Brodie Curtis, an Orange Coast College “hot food” team member, puts the finishing touches on a scallop dish during a practice session at the campus kitchen. The team will be competing in the American Culinary Federation’s national finals in Orlando, Fla., in what’s considered the Super Bowl of college cooking. (Don Kelsen / LAT)
Co-coach Bill Barber grimaces while watching some of his five-student team prepare dishes under deadline. In June, Orange Coast College won the American Culinary Federation’s Western Regional Competition in Idaho and the pressure’s on to come out on top at the national championships in Florida. (Mark Boster / LAT)
Curtis caramelizes scallops, a delicate maneuver involving high heat. For the finals, the team aims to combine haute cuisine with homey comfort food. (Don Kelsen / LAT)

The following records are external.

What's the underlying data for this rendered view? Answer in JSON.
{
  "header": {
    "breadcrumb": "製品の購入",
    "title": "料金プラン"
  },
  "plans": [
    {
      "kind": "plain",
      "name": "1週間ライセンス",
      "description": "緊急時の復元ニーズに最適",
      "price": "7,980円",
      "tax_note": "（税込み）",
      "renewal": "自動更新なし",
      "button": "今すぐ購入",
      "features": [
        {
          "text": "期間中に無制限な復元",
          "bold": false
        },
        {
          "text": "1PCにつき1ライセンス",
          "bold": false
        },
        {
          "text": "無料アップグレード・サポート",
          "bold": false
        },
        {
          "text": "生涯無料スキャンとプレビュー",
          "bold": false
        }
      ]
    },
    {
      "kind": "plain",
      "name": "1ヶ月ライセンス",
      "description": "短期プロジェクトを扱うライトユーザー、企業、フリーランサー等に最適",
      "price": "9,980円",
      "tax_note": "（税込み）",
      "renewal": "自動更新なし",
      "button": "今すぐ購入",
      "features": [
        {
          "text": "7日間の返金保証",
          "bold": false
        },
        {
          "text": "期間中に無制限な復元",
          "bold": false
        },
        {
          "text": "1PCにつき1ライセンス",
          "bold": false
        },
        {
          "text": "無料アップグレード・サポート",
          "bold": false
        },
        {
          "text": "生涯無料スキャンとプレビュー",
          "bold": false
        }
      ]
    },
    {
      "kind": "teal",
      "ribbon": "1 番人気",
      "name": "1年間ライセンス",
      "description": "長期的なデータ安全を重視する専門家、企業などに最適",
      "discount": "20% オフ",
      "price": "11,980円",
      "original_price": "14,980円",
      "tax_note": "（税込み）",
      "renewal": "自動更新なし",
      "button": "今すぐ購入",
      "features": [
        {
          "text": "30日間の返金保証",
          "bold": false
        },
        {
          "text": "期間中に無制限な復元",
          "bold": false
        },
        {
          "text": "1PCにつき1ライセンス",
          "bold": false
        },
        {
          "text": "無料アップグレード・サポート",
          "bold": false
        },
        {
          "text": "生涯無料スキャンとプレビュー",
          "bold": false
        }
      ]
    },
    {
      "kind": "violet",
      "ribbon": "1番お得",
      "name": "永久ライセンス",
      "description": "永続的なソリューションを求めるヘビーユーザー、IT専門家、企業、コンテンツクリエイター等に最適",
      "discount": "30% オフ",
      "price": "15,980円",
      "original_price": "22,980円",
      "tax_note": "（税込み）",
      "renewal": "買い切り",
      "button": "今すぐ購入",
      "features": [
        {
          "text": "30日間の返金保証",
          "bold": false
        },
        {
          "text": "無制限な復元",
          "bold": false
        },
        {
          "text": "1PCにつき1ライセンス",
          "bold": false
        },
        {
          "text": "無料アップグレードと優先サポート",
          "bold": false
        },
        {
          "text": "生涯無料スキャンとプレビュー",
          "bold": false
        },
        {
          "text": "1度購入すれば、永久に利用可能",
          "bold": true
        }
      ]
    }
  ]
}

Marissa Gerlach rushes her food from the stove to the prep table at the campus kitchen in Costa Mesa. As the team captain getting ready to graduate this year, she’s been preparing for the national championships for a year, along with working long shifts at an upscale Laguna Beach resort. (Mark Boster / LAT)
In a practice session, team member and designated salad man Conrad Malaya creates a citrus-drenched watermelon dish encircled by crisp sesame seed lavash bread. (Don Kelsen / LAT)

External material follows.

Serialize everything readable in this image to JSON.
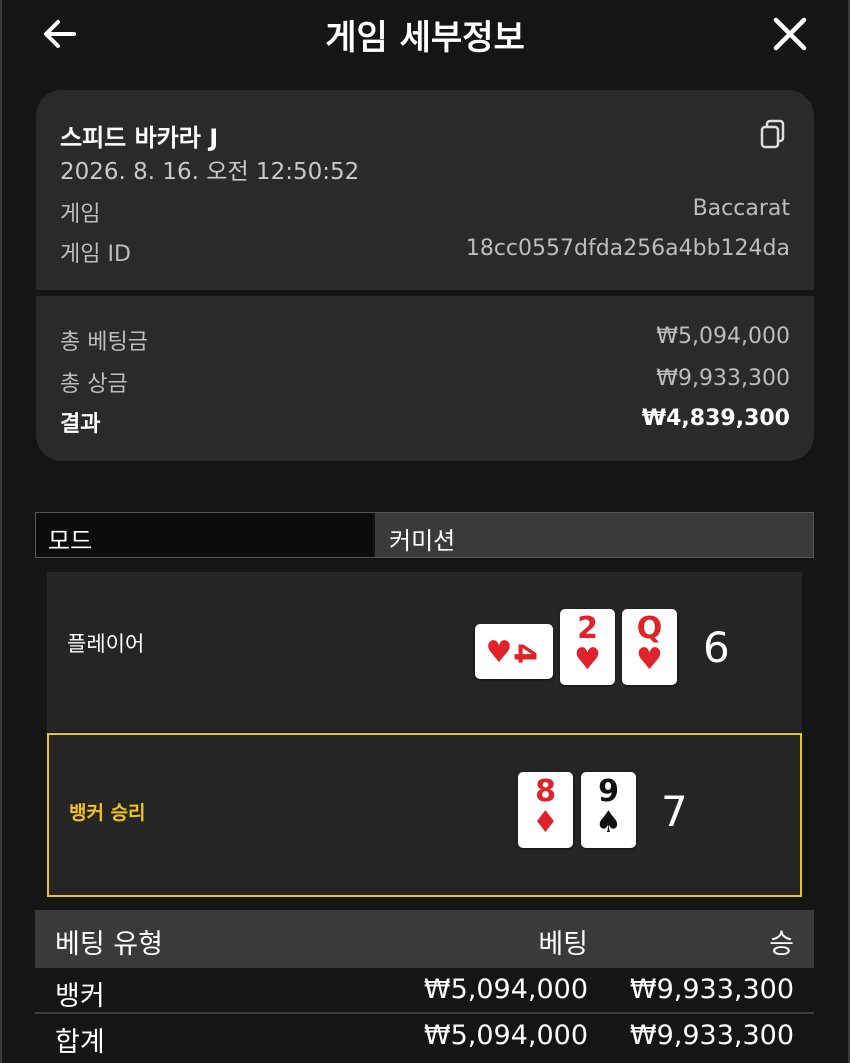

Coach Jeremy Peters carries a finished course to the dining room. His Orange Coast team is preparing for the national championships by cranking out a gourmet four-course meal. (Mark Boster / LAT)
On a morning in July, the four teams competing in the national finals are arranged side by side in improvised kitchens at the Orlando Marriott convention hall, with the Orange Coast group in the foreground. They have exactly four hours to create 24 portions of a four-course meal. (Phelan M. Ebenhack / For The Times)
At one point before the finals, team alternate Chad Urata, shown with captain Marissa Gerlach, had to run to the store to buy a new $60 deep fryer after their machine’s cord went missing. After using the cord, they planned to return the machine. (Mark Boster / LAT)
Judges Alex Darulski, left, and Kevin Stone watch Gerlach filet a fish during the American Culinary Federation’s finals. “If you lose one pin-bone out of that fish and a judge catches it, you’re knocked down 2 to 4 points,” she says. After quickly recovering from a few mishaps, the Orange Coast team went on to win second place. (Phelan M. Ebenhack / For The Times)